The International Date Line, an imaginary line, functions as a line of demarcation separating two consecutive calendar dates. The time difference on either side of this line is 24 hours. So, the date changes as soon as one crosses this line. As one travels from the western to the eastern hemisphere, the date becomes one day later, while it is one day earlier as one travels across it from the eastern to the western hemisphere.
The International Date Line passes through the mid-Pacific Ocean and roughly follows a 180 degrees longitude north-south line on the Earth. The 180° meridian passes through the mid Pacific, which is devoid of big land masses and mostly runs through the sparsely populated islands on the Central Pacific Ocean. Though the International Date Line follows the 180º Meridian of Longitude for most of its distance, it is not a straight line and it goes Zigzag in some places to avoid islands and countries from experiencing two different dates on either side of the Line.
Despite its importance and internationally accepted name, the International Date Line has no legal international status and countries are free to choose the dates that they observe.
Great Circles & Great Circle Routes
A Great Circle is any circle that circumnavigates the Earth, passes through its center, and always divides the Earth in half. Thus, among all the lines of latitude only the Equator is a great circle and each line of longitude combined with it diametrically opposite the meridian is a great circle. The shortest distance between any two points on the Earth lies along a great circle.
Great circles are easily identified on a globe based on the lines of latitude and longitude. As each meridian has a corresponding line on the opposite side of the Earth, all the lines of Longitude, or Meridians, are of the same length and represent half of a great circle. When combined, they cut the globe into equal halves, representing great circles. The Prime Meridian at 0° is half of a great circle, while the International Date Line at 180º on the opposite side of the globe, also represents half of a great circle. If these two are combined, they will create a full great circle which cuts the Earth into equal halves.
The Equator is the only line of latitude characterized as a great circle, as it passes through the exact centre of the Earth and divides it in half. But, none of the Lines of Latitude north and south of the Equator is a great circle, because their length decreases as they move toward the poles and they do not pass through Earth's center. Hence, these parallels are considered as small circles.
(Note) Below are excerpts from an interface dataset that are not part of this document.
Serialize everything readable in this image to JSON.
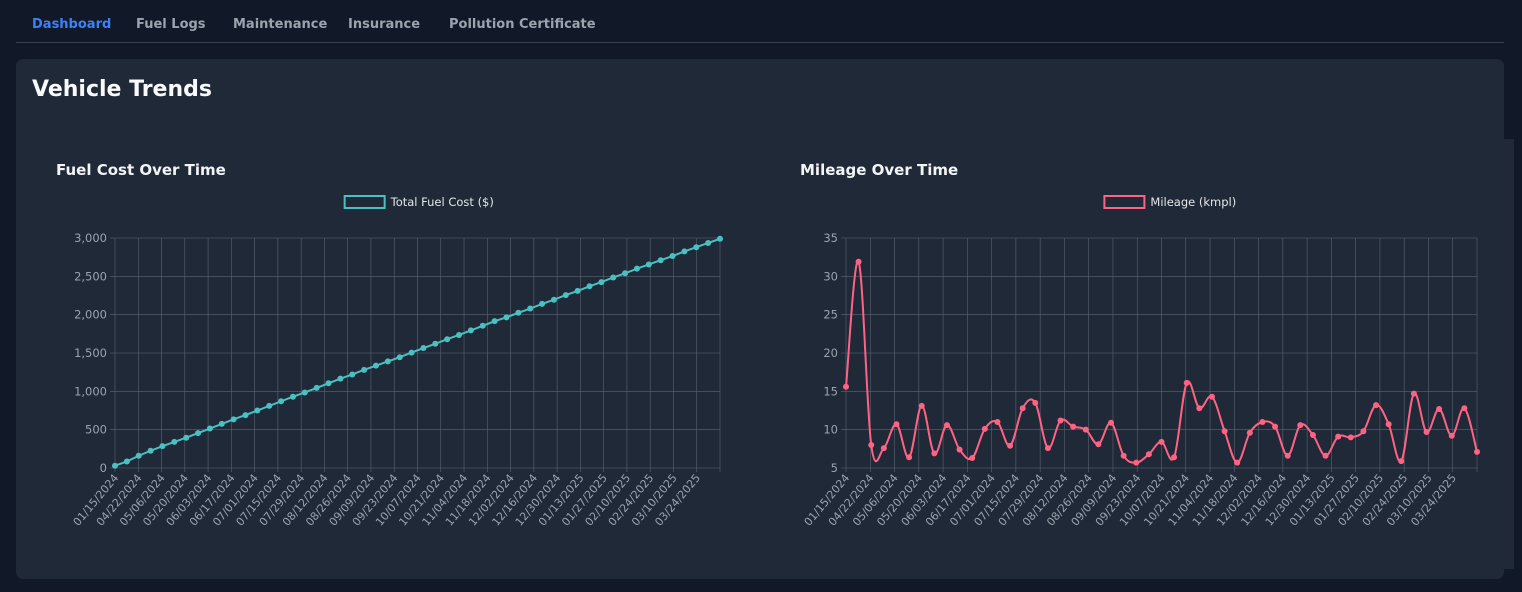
{
  "nav": {
    "tabs": [
      {
        "label": "Dashboard",
        "active": true
      },
      {
        "label": "Fuel Logs",
        "active": false
      },
      {
        "label": "Maintenance",
        "active": false
      },
      {
        "label": "Insurance",
        "active": false
      },
      {
        "label": "Pollution Certificate",
        "active": false
      }
    ]
  },
  "main": {
    "title": "Vehicle Trends"
  },
  "colors": {
    "accent": "#3b82f6",
    "fuel_series": "#4bc0c0",
    "mileage_series": "#ff6384",
    "grid": "#5b6473",
    "tick": "#9ca3af"
  },
  "chart_data": [
    {
      "type": "line",
      "title": "Fuel Cost Over Time",
      "legend_position": "top",
      "grid": true,
      "ylim": [
        0,
        3000
      ],
      "yticks": [
        0,
        500,
        1000,
        1500,
        2000,
        2500,
        3000
      ],
      "ytick_labels": [
        "0",
        "500",
        "1,000",
        "1,500",
        "2,000",
        "2,500",
        "3,000"
      ],
      "xtick_labels": [
        "01/15/2024",
        "04/22/2024",
        "05/06/2024",
        "05/20/2024",
        "06/03/2024",
        "06/17/2024",
        "07/01/2024",
        "07/15/2024",
        "07/29/2024",
        "08/12/2024",
        "08/26/2024",
        "09/09/2024",
        "09/23/2024",
        "10/07/2024",
        "10/21/2024",
        "11/04/2024",
        "11/18/2024",
        "12/02/2024",
        "12/16/2024",
        "12/30/2024",
        "01/13/2025",
        "01/27/2025",
        "02/10/2025",
        "02/24/2025",
        "03/10/2025",
        "03/24/2025"
      ],
      "series": [
        {
          "name": "Total Fuel Cost ($)",
          "color": "#4bc0c0",
          "values": [
            30,
            85,
            160,
            225,
            285,
            340,
            395,
            455,
            515,
            575,
            635,
            690,
            750,
            810,
            870,
            930,
            985,
            1045,
            1105,
            1165,
            1220,
            1280,
            1335,
            1390,
            1445,
            1505,
            1565,
            1620,
            1680,
            1735,
            1795,
            1855,
            1915,
            1965,
            2025,
            2080,
            2140,
            2195,
            2255,
            2310,
            2370,
            2425,
            2485,
            2540,
            2600,
            2655,
            2710,
            2765,
            2825,
            2880,
            2935,
            2990
          ]
        }
      ]
    },
    {
      "type": "line",
      "title": "Mileage Over Time",
      "legend_position": "top",
      "grid": true,
      "ylim": [
        5,
        35
      ],
      "yticks": [
        5,
        10,
        15,
        20,
        25,
        30,
        35
      ],
      "ytick_labels": [
        "5",
        "10",
        "15",
        "20",
        "25",
        "30",
        "35"
      ],
      "xtick_labels": [
        "01/15/2024",
        "04/22/2024",
        "05/06/2024",
        "05/20/2024",
        "06/03/2024",
        "06/17/2024",
        "07/01/2024",
        "07/15/2024",
        "07/29/2024",
        "08/12/2024",
        "08/26/2024",
        "09/09/2024",
        "09/23/2024",
        "10/07/2024",
        "10/21/2024",
        "11/04/2024",
        "11/18/2024",
        "12/02/2024",
        "12/16/2024",
        "12/30/2024",
        "01/13/2025",
        "01/27/2025",
        "02/10/2025",
        "02/24/2025",
        "03/10/2025",
        "03/24/2025"
      ],
      "series": [
        {
          "name": "Mileage (kmpl)",
          "color": "#ff6384",
          "values": [
            15.6,
            31.9,
            8.0,
            7.6,
            10.7,
            6.4,
            13.1,
            6.9,
            10.6,
            7.4,
            6.3,
            10.1,
            11.0,
            7.9,
            12.8,
            13.5,
            7.6,
            11.2,
            10.4,
            10.0,
            8.1,
            10.9,
            6.6,
            5.7,
            6.8,
            8.4,
            6.4,
            16.1,
            12.8,
            14.3,
            9.8,
            5.7,
            9.6,
            11.0,
            10.4,
            6.6,
            10.6,
            9.3,
            6.6,
            9.1,
            9.0,
            9.8,
            13.2,
            10.7,
            5.9,
            14.7,
            9.7,
            12.7,
            9.2,
            12.8,
            7.1
          ]
        }
      ]
    }
  ]
}
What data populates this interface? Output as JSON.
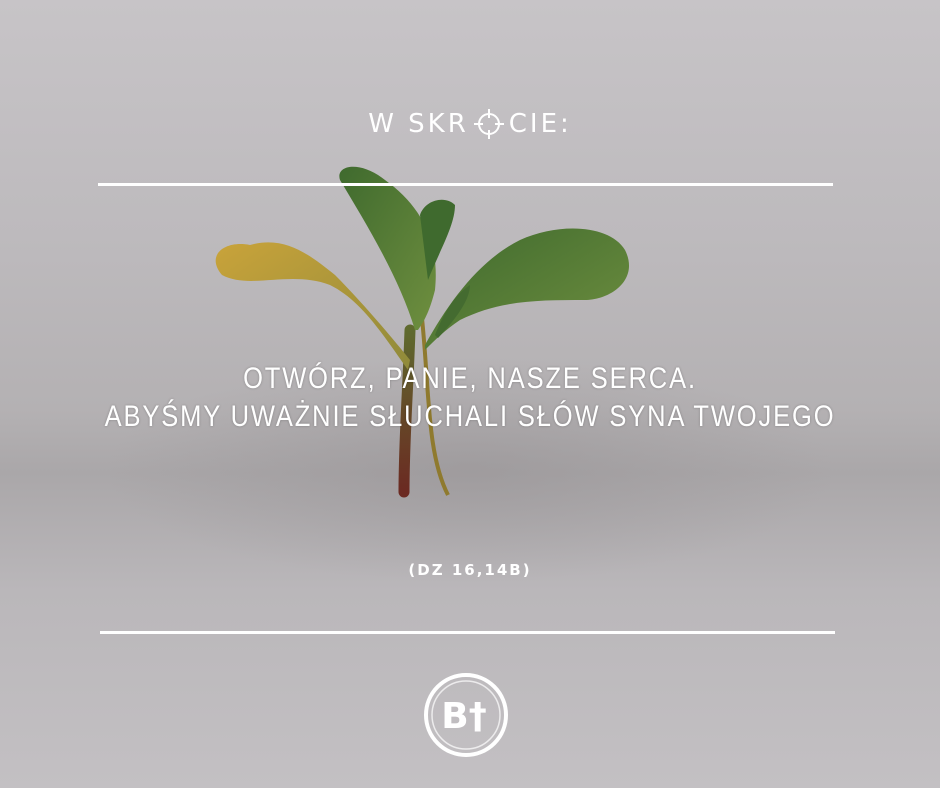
{
  "header": {
    "title_left": "W SKR",
    "title_right": "CIE:",
    "title_icon": "crosshair-icon"
  },
  "quote": {
    "line1": "OTWÓRZ, PANIE, NASZE SERCA.",
    "line2": "ABYŚMY UWAŻNIE SŁUCHALI SŁÓW SYNA TWOJEGO"
  },
  "reference": "(DZ 16,14B)",
  "logo": {
    "text": "B†",
    "icon": "bt-logo-icon"
  },
  "colors": {
    "text": "#ffffff",
    "background": "#bdbabd",
    "leaf_green": "#4f7a3a",
    "leaf_yellow": "#c9a33a"
  }
}
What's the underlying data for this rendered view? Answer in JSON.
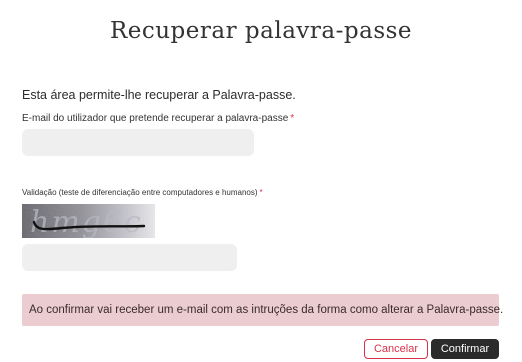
{
  "page": {
    "title": "Recuperar palavra-passe",
    "intro": "Esta área permite-lhe recuperar a Palavra-passe."
  },
  "form": {
    "email_label": "E-mail do utilizador que pretende recuperar a palavra-passe",
    "email_value": "",
    "email_placeholder": "",
    "required_marker": "*",
    "captcha_label": "Validação (teste de diferenciação entre computadores e humanos)",
    "captcha_image_text": "hmg6c",
    "captcha_value": "",
    "captcha_placeholder": ""
  },
  "notice": {
    "text": "Ao confirmar vai receber um e-mail com as intruções da forma como alterar a Palavra-passe."
  },
  "actions": {
    "cancel_label": "Cancelar",
    "confirm_label": "Confirmar"
  },
  "colors": {
    "accent": "#d6334a",
    "notice_bg": "#ebcdd1",
    "input_bg": "#efefef",
    "confirm_bg": "#2b2b2b"
  }
}
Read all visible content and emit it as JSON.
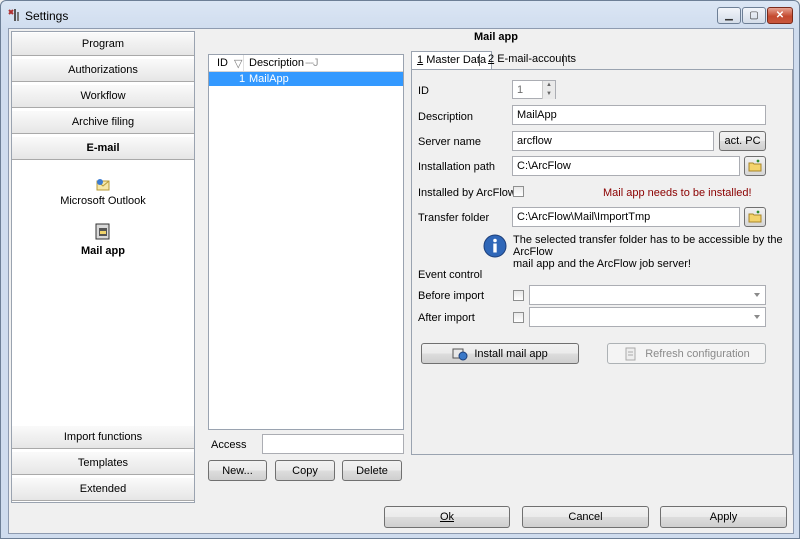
{
  "window": {
    "title": "Settings"
  },
  "nav": {
    "top_items": [
      {
        "label": "Program"
      },
      {
        "label": "Authorizations"
      },
      {
        "label": "Workflow"
      },
      {
        "label": "Archive filing"
      },
      {
        "label": "E-mail"
      }
    ],
    "sub_items": [
      {
        "label": "Microsoft Outlook",
        "icon": "outlook-icon"
      },
      {
        "label": "Mail app",
        "icon": "mail-app-icon"
      }
    ],
    "bottom_items": [
      {
        "label": "Import functions"
      },
      {
        "label": "Templates"
      },
      {
        "label": "Extended"
      }
    ]
  },
  "header": {
    "title": "Mail app"
  },
  "list": {
    "columns": [
      "ID",
      "Description"
    ],
    "rows": [
      {
        "id": "1",
        "description": "MailApp"
      }
    ],
    "access_label": "Access",
    "access_value": "",
    "new_label": "New...",
    "copy_label": "Copy",
    "delete_label": "Delete"
  },
  "tabs": [
    {
      "key": "1",
      "label": "Master Data"
    },
    {
      "key": "2",
      "label": "E-mail-accounts"
    }
  ],
  "form": {
    "id_label": "ID",
    "id_value": "1",
    "description_label": "Description",
    "description_value": "MailApp",
    "server_label": "Server name",
    "server_value": "arcflow",
    "act_pc_label": "act. PC",
    "install_path_label": "Installation path",
    "install_path_value": "C:\\ArcFlow",
    "installed_label": "Installed by ArcFlow",
    "installed_warning": "Mail app needs to be installed!",
    "transfer_label": "Transfer folder",
    "transfer_value": "C:\\ArcFlow\\Mail\\ImportTmp",
    "info_line1": "The selected transfer folder has to be accessible by the ArcFlow",
    "info_line2": "mail app and the ArcFlow job server!",
    "event_control_label": "Event control",
    "before_import_label": "Before import",
    "after_import_label": "After import",
    "install_button_label": "Install mail app",
    "refresh_button_label": "Refresh configuration"
  },
  "footer": {
    "ok_label": "Ok",
    "cancel_label": "Cancel",
    "apply_label": "Apply"
  }
}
Since they are the most efficient way to move across the globe, great circle routes are still used for long distance travels. They are most commonly used by ships and aircraft where wind and water currents are not a significant factor. Thus, in the northern hemisphere, planes traveling west normally follow a great circle route that moves into the Arctic. However, when traveling east, instead of the great circle route, it is more efficient for these planes to use the jet stream, a rapidly moving current of air, which is usually thousands of miles long and wide, but is relatively thin.